Marriage is one of the major life decisions and people take vows with forever in mind. Unfortunately, not all marriages last forever because many couples tend to fall apart after a few years. What ensues in most cases is a bitter divorce, along with long courtroom battles for custody, alimony, and joint assets. In some situations, everything happens amicably and the partners continue to be cordial towards each other for a lifetime. Whatever your case may be, you can expect divorce to be painful and complex. It isn’t a decision that you should take overnight. Rather, there are several considerations that you need to bear in mind before taking the leap. Here are the ones to consider before you file.
Be Sure That You Want A Divorce
Ending a marriage isn’t easy and the decision is bound to be an emotional one, particularly if you have been together for years and share a family. It doesn’t make sense to make up your mind without thinking it out carefully. You should have solid grounds for such a life-altering decision. Before you file, ensure that you have exhausted all hope and possibilities of reconciliation. Once you send the papers to your spouse, going back on the decision may get tough, even if you change your mind. Consider marital counseling before you file because it may save your relationship.

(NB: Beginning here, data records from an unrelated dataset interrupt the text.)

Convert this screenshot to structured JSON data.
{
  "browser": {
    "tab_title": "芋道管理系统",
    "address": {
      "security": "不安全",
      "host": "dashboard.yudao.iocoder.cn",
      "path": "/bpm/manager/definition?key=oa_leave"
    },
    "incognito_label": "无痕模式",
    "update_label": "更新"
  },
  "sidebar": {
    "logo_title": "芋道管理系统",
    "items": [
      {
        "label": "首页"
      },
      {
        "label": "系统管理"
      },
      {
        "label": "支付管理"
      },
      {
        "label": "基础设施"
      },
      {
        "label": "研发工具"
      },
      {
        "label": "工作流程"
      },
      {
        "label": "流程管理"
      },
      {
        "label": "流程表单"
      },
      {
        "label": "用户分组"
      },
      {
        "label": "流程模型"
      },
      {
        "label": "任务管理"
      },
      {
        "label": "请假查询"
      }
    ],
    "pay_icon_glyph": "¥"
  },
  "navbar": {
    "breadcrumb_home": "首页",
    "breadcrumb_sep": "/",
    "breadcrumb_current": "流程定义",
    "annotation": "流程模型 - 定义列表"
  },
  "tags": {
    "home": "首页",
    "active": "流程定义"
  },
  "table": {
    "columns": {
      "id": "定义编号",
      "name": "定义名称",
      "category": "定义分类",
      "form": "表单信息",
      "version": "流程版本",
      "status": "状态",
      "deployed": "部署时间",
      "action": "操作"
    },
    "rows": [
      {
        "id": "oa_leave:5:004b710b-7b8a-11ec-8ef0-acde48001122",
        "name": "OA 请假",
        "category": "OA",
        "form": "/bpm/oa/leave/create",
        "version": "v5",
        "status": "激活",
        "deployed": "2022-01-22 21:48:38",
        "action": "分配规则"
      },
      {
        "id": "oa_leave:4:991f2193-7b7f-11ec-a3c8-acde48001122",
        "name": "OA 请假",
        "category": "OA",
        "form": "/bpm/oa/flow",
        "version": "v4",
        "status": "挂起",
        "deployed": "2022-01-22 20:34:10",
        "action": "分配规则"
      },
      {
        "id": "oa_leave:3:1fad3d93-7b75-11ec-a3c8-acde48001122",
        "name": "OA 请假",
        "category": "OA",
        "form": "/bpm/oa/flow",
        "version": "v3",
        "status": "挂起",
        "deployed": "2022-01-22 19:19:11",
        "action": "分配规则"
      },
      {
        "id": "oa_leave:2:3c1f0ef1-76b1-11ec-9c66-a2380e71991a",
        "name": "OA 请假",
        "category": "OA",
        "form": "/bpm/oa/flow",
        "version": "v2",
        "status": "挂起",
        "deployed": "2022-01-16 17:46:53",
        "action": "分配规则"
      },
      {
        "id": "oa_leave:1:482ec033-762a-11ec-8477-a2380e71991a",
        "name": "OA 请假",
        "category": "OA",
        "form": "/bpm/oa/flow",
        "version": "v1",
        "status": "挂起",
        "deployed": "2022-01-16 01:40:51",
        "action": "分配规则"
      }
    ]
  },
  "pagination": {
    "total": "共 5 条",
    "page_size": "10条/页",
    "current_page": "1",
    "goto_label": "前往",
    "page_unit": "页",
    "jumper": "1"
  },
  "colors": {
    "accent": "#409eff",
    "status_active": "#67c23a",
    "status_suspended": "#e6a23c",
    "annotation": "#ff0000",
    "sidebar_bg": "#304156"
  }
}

Develop A Support Network
Divorces often get ugly and tough, specifically when the partners are not on good terms. You cannot expect to go through the trauma alone because the emotional toll can be immense. There are personal feelings to deal with and things can get tricky if you have to handle kids as well. Having a proper support network is something that can give you the strength to get through a tough time. A therapist can help, though you can even lean on to a friend if you cannot afford professional help. Let your family and friends know what you are going through and that you will need their advice and moral support.
Connect With An Attorney
Once you are sorted on the emotional front, the next obvious step would be legal assistance because divorce involved litigation. You will need a professional who can represent you in the court and complete all the proceedings. It would be best to connect with seasoned family law attorneys and choose someone skilled, experienced, and empathic.
For more complex cases with messy asset division, alimony, and child custody, you will have to collaborate with a lawyer who has relevant experience. Make sure that you can trust the professional enough to handle the litigation that will change your life forever.
Assess Your Custody Goals
Things are not easy for couples with children because they have to deal with their custody situation when getting a divorce. Typically, you will have to share custody of the children with your spouse unless there are extreme circumstances. You must assess your goals clearly, considering factors like your work schedule, living arrangement, and upcoming financial situation to decide your custody goals. If there are major issues with your spouse, you may also have to fight a custody battle which can turn out to belong and ugly. There could also be the issue of child support to deal with, so having a clear plan right from the start is valuable.
Gather Important Financial Documents
Documentation is a key aspect of divorce cases. You will need to have your financial account records, mortgages, phone records, and car notes in place before you even file. If you and your spouse keep the records together, make copies before you meet the attorney. Don’t forget to get records of the shared online accounts. Gathering records before filing is all the more important if you don’t expect divorce to happen on amicable terms. Your spouse may withhold the documents after getting the papers, so it makes sense that you have them ahead of time.
Prepare A Marital Balance Sheet
Gathering your paperwork is only half the work done as you will also need a marital balance sheet that gives a complete and accurate view of your debts and assets. Hiring an accountant for the job is a good idea if you own multiple joint assets and debts or do business together. Ensure that the balance sheet includes all details, from your real estate to cars, bank accounts, retirement accounts, mortgages, notes, credit cards, and any other assets and liabilities. It will give you a fair idea about the marital estate and its division. Further, you will get a picture of the financials so that you can plan the expenses for the litigation and hiring your attorney.
Discuss Your Joint Bank Accounts And Credit Cards With Your Lawyer
If you have joint financial accounts and credit cards, you can expect financials to get complicated. The best approach would be to discuss them with your lawyer and seek counsel about closing the accounts or leaving them the same before you file. You wouldn’t want to risk your spouse draining the bank accounts or running up bills in your name because such situations do come up when couples aren’t on good terms. The attorney can best guide you about the feasible alternative, whether you should divide the accounts, close them, or simply leave them the same before you file.
Figure Out Your Living Situation
Divorce proceedings may take months to complete and you may not want to live with your spouse under the same roof. Things will obviously change once the litigation is complete. So you will have to decide your living situation during and after the procedure as well. The partners may agree mutually, whether they would continue living in the joint house together or one of them would move out. If there isn’t an agreement, you will have to seek advice from your lawyer on handling the situation.
The phase after filing and before the closure of divorce is a crucial one and you need to tread carefully. Negative behavior and actions can make your case unfavorable, which is the last thing you would want to happen if you are fighting for alimony or child custody. Consulting your attorney at every stage can save you from trouble and take the case in the right direction.